*Prompt:*
Report each line from the records where the string "JSON" turns up.

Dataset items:

= Beginning of Section =

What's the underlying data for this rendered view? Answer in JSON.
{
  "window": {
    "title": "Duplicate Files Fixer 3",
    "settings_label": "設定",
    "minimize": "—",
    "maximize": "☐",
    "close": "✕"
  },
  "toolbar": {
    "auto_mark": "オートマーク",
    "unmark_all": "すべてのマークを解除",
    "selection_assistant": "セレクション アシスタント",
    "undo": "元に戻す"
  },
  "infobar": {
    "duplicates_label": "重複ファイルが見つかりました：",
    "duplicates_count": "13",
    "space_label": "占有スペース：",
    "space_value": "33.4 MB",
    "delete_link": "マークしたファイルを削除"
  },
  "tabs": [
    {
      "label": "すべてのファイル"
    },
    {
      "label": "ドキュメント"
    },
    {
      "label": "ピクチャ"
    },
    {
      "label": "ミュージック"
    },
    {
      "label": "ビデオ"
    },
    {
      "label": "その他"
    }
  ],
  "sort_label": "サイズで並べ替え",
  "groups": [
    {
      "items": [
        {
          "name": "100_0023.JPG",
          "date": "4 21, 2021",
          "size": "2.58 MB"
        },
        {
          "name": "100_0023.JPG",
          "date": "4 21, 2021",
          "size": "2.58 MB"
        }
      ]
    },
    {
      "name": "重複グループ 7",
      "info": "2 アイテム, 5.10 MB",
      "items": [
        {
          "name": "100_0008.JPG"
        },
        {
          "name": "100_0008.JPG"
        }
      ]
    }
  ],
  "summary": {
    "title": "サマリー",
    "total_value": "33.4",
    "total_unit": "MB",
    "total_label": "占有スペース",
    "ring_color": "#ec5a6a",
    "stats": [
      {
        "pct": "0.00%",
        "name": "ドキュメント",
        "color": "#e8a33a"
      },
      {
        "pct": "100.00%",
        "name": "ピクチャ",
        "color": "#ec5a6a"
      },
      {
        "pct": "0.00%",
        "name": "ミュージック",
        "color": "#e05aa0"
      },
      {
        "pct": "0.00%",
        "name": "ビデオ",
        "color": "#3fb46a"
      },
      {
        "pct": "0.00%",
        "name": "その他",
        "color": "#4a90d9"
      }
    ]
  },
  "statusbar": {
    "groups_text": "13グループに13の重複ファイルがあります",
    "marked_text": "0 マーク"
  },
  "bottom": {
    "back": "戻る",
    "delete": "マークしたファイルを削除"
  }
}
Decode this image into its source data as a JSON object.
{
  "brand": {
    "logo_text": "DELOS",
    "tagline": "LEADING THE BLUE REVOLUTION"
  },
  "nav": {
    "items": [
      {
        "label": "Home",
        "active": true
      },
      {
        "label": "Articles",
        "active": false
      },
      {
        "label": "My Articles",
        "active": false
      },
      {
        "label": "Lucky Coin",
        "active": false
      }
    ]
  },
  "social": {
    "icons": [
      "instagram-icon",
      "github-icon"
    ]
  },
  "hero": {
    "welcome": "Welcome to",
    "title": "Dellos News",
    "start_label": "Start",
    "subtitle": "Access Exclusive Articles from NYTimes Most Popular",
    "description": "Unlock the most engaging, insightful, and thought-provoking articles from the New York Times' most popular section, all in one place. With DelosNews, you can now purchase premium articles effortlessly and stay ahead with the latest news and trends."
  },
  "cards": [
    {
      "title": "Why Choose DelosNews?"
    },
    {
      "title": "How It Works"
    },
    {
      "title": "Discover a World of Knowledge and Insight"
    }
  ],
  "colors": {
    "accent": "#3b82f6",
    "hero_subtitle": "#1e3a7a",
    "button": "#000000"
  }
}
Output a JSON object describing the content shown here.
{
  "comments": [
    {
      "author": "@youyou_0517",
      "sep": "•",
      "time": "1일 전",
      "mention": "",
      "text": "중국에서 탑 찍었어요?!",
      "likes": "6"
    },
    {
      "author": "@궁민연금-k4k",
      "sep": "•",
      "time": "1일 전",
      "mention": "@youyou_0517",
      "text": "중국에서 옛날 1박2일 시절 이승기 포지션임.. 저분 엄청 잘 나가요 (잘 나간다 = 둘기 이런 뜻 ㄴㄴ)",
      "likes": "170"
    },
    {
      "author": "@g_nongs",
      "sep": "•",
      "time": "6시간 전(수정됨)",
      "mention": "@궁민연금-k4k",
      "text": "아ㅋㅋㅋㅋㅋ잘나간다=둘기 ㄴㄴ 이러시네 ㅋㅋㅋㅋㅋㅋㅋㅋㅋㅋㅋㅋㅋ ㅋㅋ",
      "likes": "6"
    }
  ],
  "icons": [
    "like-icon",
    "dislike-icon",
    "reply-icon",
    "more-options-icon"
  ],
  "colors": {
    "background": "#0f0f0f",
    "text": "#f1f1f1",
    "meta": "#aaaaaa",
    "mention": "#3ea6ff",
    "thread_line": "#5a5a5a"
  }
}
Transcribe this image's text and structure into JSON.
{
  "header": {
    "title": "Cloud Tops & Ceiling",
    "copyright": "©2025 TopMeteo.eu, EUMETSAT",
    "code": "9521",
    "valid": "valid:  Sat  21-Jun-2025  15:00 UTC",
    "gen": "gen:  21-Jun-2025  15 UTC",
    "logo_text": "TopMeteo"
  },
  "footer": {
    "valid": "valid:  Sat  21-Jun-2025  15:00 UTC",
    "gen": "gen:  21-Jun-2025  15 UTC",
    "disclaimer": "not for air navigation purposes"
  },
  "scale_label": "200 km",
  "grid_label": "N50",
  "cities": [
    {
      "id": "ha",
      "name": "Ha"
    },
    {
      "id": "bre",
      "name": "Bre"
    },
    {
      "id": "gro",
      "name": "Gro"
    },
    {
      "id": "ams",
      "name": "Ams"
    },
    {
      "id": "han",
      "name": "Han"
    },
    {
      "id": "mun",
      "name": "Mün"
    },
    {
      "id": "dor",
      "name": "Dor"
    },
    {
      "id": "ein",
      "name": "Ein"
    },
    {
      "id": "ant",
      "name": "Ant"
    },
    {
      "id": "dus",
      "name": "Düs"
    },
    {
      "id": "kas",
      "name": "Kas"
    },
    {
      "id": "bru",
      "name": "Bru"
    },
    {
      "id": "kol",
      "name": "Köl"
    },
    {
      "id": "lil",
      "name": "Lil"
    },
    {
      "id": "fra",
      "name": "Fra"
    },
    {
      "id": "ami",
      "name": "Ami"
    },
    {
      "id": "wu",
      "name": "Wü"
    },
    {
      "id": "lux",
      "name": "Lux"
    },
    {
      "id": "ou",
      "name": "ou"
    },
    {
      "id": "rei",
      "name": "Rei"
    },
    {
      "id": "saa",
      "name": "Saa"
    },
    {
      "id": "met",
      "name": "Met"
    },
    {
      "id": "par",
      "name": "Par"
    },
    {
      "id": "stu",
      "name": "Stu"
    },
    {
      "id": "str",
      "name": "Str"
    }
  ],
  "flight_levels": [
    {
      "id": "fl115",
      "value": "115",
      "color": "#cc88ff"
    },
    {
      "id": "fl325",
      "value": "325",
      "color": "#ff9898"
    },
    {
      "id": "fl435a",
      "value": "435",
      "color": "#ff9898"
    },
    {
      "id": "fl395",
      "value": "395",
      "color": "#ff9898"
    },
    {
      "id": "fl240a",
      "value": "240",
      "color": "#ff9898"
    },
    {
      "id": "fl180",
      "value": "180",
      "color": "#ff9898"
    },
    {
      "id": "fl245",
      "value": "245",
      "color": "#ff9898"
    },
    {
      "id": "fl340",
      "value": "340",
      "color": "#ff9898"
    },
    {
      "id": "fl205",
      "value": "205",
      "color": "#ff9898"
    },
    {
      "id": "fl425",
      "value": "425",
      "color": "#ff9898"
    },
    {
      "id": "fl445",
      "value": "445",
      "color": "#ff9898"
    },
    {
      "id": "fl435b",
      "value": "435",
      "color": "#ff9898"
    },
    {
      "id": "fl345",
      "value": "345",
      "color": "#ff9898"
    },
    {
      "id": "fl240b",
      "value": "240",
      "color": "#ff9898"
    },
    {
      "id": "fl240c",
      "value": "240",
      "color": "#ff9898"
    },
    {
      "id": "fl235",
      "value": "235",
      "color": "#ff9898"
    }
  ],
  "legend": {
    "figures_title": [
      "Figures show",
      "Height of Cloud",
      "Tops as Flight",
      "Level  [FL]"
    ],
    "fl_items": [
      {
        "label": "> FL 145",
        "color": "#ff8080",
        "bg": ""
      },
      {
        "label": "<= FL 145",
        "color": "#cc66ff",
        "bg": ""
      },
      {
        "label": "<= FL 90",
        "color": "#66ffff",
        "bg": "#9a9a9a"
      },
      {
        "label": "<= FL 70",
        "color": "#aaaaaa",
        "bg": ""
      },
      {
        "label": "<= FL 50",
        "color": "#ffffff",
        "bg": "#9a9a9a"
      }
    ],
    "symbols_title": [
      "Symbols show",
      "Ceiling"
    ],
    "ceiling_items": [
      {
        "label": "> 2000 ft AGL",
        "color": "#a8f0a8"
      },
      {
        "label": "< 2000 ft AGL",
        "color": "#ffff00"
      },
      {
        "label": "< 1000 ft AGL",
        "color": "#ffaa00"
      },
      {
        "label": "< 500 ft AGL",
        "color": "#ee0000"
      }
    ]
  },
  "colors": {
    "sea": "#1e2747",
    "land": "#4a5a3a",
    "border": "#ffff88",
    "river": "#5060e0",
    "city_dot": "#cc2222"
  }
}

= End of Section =

*Answer box:*
What's the underlying data for this rendered view? Answer in JSON.
Decode this image into its source data as a JSON object.
Output a JSON object describing the content shown here.
Transcribe this image's text and structure into JSON.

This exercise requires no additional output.